Brake showed up in the mid fifteenth century as an “instrument for crushing or pounding”. Which…is that how car brakes work? Apparently the word used to be used to refer to the ring through the nose of an ox, and was influenced by an Old French word, brac/bras, an arm. The arm was a lever, which became a brake, which became a word for bridle or curb before becoming a “stopping device for a wheel” in 1772. Anyway, brake comes from the Middle Dutch braeke, flax break, related to breken, to break. And that’s related to break, just kind of distantly.

Slug is kind of a weird word. It’s a bug, a piece of metal, a punch…What the hell? Oh, and the word for the thing that slithers on the ground? It didn’t mean that until the eighteenth century. Three hundred years earlier it was a lazy person, coming from sluggard. That word comes from the Middle English sluggi, which in addition to being the most awesome possibility for a plural of slug meant sluggish or indolent, and is believed to be Scandinavian in origin, although no one’s sure exactly which word it might be from.

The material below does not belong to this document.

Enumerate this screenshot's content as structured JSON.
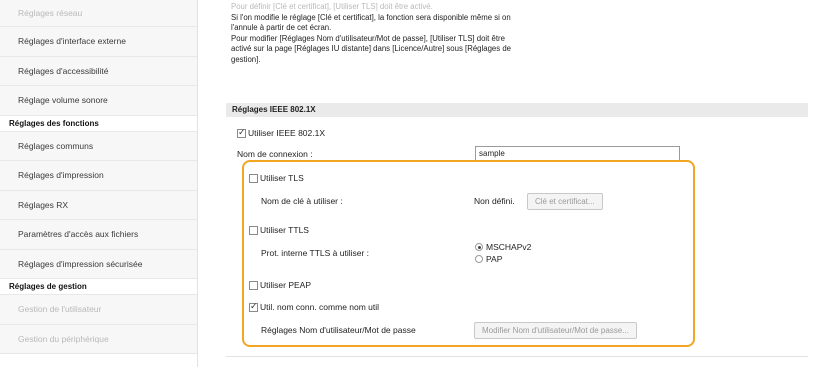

Speaking of lazy, that word showed up in the mid sixteenth century as laysy, referring to people who were, well, lazy. Before that…no one really knows. Some people think it’s from the word lay, some think it’s from a Germanic word, or maybe Norse…It just kind of showed up one day.

Tony Jebson’s page on the Origins of Old English

Tuesday, June 13, 2017

Time Enough

I’ve talked about XKCD before, and how it’s not only the best stick figure comic of all time (it certainly puts mine to shame) but also one of the best comics period. And almost as if to prove why, creator Randall Munroe occasionally posts unique…well, they’re a lot more than comics. For example, there’s a long history of the temperatures of Earth, a gigantic scrollable comic, and a straight up hoverboard game.

One of the best, though, is Time, a comic that takes place over, well, time. Every thirty seconds, there was a change in the comic displayed, sometimes subtle, sometimes more major. There was something like a hundred in total, a comic book in its own right, gathered together here to click through one at a time, chronicling the story of a nameless man and woman first building a sandcastle, then going on a journey to discover what’s going on with the ocean near their village.

There’s a lot more going on than just that, and it’s honestly one of the more creative stories I’ve come across. It shows Earth during a different time period accurately, to the point where the stars displayed during the gorgeously rendered night scenes are accurate to the time period and the location.

Anyway, check it out if you’d like a little…I guess you’d classify it as some sort of speculative fiction? You’ll see.

Saturday, June 10, 2017


They say April showers bring May flowers. But I think they mean May showers. Also June showers. It never stops raining, is what I’m getting at.
Eh, what do I care? I never go outside anyway.